**Given information**

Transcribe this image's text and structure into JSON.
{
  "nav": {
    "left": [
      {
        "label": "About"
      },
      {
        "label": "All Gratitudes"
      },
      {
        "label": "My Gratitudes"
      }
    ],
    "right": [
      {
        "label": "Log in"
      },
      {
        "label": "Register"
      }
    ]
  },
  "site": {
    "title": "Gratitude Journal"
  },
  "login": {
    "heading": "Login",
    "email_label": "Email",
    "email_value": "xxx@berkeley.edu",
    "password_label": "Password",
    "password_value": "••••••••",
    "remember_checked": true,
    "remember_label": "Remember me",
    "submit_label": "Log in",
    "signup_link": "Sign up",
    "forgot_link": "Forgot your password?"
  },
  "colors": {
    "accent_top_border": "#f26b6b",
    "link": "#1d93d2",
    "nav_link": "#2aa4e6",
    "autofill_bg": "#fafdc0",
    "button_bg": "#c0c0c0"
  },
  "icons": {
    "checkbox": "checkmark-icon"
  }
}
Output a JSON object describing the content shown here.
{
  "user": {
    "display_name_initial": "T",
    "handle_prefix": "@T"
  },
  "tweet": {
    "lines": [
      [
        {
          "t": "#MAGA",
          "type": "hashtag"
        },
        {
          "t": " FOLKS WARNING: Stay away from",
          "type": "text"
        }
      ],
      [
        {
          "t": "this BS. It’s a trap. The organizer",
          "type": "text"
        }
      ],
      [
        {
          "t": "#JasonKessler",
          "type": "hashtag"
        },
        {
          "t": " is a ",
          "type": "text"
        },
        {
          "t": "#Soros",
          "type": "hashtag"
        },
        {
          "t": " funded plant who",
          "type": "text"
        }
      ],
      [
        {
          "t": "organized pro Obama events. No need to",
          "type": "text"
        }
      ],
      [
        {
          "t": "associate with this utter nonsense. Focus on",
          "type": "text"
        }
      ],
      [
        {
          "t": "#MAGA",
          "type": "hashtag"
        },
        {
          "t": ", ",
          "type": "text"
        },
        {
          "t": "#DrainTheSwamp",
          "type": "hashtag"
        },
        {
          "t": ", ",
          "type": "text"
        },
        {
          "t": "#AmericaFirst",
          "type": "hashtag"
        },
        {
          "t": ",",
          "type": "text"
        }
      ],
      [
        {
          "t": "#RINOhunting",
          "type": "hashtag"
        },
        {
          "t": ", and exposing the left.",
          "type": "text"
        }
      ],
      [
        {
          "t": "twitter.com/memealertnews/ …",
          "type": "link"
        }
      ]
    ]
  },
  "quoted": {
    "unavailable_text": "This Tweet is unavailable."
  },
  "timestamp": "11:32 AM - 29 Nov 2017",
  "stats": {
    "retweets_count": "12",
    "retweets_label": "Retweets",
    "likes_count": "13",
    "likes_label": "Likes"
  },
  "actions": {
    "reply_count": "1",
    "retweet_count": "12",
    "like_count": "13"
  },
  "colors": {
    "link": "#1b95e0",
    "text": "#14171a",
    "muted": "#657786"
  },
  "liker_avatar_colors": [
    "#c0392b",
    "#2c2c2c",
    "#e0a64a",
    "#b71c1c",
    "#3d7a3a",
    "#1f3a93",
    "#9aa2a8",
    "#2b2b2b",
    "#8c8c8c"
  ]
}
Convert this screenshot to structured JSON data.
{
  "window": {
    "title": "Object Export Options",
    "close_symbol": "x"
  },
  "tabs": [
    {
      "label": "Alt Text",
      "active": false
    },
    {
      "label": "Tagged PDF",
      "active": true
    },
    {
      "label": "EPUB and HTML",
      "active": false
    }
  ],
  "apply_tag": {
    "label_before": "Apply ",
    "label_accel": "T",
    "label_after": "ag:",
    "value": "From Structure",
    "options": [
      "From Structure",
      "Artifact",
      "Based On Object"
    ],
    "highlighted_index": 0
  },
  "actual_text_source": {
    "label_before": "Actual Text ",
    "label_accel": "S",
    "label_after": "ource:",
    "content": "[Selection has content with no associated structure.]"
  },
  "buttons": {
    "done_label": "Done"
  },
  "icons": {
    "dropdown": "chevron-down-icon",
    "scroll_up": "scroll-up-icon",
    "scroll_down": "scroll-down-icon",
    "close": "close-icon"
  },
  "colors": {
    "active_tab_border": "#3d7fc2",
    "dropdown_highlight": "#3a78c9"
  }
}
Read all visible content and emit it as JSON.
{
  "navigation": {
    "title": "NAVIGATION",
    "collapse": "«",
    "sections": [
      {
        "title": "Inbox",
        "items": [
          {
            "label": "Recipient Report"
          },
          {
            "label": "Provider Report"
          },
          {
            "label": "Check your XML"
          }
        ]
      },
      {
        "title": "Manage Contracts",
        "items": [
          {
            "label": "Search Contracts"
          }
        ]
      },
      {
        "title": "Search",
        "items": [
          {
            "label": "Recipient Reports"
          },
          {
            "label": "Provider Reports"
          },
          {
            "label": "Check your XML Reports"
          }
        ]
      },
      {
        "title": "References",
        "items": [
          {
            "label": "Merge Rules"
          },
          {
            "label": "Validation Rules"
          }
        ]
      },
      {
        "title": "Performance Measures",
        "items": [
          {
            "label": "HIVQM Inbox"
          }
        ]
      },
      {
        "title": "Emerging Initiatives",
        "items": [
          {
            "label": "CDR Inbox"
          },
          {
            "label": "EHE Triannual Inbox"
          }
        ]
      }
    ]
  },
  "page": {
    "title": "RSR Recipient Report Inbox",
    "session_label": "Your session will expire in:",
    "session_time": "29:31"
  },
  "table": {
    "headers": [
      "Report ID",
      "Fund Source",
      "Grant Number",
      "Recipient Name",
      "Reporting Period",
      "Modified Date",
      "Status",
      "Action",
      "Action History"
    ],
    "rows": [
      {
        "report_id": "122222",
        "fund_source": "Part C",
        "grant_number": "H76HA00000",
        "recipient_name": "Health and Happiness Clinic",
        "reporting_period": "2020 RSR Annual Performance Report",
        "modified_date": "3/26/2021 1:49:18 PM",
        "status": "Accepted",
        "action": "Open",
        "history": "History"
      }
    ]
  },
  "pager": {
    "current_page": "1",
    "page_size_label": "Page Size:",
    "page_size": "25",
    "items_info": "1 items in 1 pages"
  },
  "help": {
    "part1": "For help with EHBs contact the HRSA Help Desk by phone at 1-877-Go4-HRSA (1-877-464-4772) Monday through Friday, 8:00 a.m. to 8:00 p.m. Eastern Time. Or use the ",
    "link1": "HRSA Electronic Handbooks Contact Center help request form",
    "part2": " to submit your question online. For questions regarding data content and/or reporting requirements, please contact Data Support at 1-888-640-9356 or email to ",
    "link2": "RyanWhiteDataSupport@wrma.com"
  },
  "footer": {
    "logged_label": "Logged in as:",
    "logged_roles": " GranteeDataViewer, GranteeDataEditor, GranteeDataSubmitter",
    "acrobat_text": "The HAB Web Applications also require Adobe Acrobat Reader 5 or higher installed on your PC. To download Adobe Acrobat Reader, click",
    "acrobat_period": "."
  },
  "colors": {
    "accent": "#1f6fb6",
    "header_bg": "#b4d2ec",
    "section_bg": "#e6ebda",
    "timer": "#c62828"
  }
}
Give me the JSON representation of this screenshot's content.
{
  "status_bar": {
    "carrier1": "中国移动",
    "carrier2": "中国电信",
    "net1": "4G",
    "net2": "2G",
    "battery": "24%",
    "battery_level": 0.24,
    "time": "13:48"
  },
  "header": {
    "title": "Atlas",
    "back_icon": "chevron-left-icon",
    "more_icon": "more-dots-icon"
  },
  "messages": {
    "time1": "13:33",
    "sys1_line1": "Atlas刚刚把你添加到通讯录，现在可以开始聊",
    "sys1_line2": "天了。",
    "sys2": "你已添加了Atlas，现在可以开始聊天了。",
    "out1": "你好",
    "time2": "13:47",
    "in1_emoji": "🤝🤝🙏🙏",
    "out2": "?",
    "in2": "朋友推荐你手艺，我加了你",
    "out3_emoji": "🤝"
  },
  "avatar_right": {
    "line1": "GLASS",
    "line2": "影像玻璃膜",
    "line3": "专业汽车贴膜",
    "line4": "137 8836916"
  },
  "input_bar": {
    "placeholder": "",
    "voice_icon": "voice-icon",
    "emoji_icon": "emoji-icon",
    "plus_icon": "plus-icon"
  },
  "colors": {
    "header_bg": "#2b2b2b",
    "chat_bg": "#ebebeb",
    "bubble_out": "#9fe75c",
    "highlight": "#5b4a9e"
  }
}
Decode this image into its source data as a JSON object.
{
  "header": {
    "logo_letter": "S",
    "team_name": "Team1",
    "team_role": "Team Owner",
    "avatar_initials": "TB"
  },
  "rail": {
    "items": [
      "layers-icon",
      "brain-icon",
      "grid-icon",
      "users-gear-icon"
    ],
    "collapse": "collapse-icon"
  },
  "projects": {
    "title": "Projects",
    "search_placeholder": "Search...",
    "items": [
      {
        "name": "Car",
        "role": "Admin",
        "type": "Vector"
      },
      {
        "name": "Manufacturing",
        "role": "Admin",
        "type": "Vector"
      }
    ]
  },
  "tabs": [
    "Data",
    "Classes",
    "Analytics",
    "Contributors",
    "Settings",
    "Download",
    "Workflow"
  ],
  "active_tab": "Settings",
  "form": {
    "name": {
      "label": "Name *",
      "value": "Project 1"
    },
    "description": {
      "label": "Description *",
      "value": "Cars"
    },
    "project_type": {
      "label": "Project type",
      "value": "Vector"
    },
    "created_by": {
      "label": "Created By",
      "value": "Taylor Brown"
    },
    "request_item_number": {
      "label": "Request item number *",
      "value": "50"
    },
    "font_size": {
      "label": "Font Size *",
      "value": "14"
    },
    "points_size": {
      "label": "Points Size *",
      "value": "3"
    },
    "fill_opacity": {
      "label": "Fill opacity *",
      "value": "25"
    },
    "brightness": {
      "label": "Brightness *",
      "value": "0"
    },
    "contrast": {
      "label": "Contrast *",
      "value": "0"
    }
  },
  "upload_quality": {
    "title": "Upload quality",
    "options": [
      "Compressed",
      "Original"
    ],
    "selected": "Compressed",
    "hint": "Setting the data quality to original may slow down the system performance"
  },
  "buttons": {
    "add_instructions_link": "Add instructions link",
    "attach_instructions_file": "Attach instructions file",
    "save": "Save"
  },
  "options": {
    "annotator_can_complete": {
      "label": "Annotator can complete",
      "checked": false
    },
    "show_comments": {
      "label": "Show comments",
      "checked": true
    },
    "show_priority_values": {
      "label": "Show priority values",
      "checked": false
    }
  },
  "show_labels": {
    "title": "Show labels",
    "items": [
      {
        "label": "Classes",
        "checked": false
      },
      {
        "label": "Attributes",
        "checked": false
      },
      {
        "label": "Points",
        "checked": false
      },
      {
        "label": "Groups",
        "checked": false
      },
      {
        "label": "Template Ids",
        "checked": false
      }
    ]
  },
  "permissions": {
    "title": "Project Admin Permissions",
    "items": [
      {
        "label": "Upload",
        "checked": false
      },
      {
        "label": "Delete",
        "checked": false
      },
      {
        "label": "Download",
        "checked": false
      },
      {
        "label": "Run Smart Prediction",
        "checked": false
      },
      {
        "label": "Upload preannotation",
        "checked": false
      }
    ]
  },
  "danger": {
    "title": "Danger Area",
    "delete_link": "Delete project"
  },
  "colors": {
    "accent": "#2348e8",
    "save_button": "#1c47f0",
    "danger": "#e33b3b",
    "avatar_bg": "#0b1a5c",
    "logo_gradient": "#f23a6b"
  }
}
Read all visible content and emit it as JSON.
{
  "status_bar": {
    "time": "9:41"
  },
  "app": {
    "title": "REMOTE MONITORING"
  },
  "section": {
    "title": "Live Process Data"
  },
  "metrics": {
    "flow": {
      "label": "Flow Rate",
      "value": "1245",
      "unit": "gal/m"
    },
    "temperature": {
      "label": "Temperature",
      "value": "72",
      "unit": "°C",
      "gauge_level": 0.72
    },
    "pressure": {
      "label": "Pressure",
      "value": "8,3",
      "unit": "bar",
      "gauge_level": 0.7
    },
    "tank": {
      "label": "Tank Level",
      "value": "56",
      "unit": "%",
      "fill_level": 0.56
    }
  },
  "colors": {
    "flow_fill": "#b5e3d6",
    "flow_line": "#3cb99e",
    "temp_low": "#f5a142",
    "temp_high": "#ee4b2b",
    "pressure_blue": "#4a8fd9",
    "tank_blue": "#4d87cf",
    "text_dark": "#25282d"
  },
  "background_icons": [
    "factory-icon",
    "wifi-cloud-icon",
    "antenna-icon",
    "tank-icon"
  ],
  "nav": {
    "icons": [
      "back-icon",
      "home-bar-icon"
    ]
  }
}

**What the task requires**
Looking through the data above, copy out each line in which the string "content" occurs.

**Expected answer**
Output a JSON object describing the content shown here.
    "content": "[Selection has content with no associated structure.]"
Read all visible content and emit it as JSON.
    "part2": " to submit your question online. For questions regarding data content and/or reporting requirements, please contact Data Support at 1-888-640-9356 or email to ",
Give me the JSON representation of this screenshot's content.
Read all visible content and emit it as JSON.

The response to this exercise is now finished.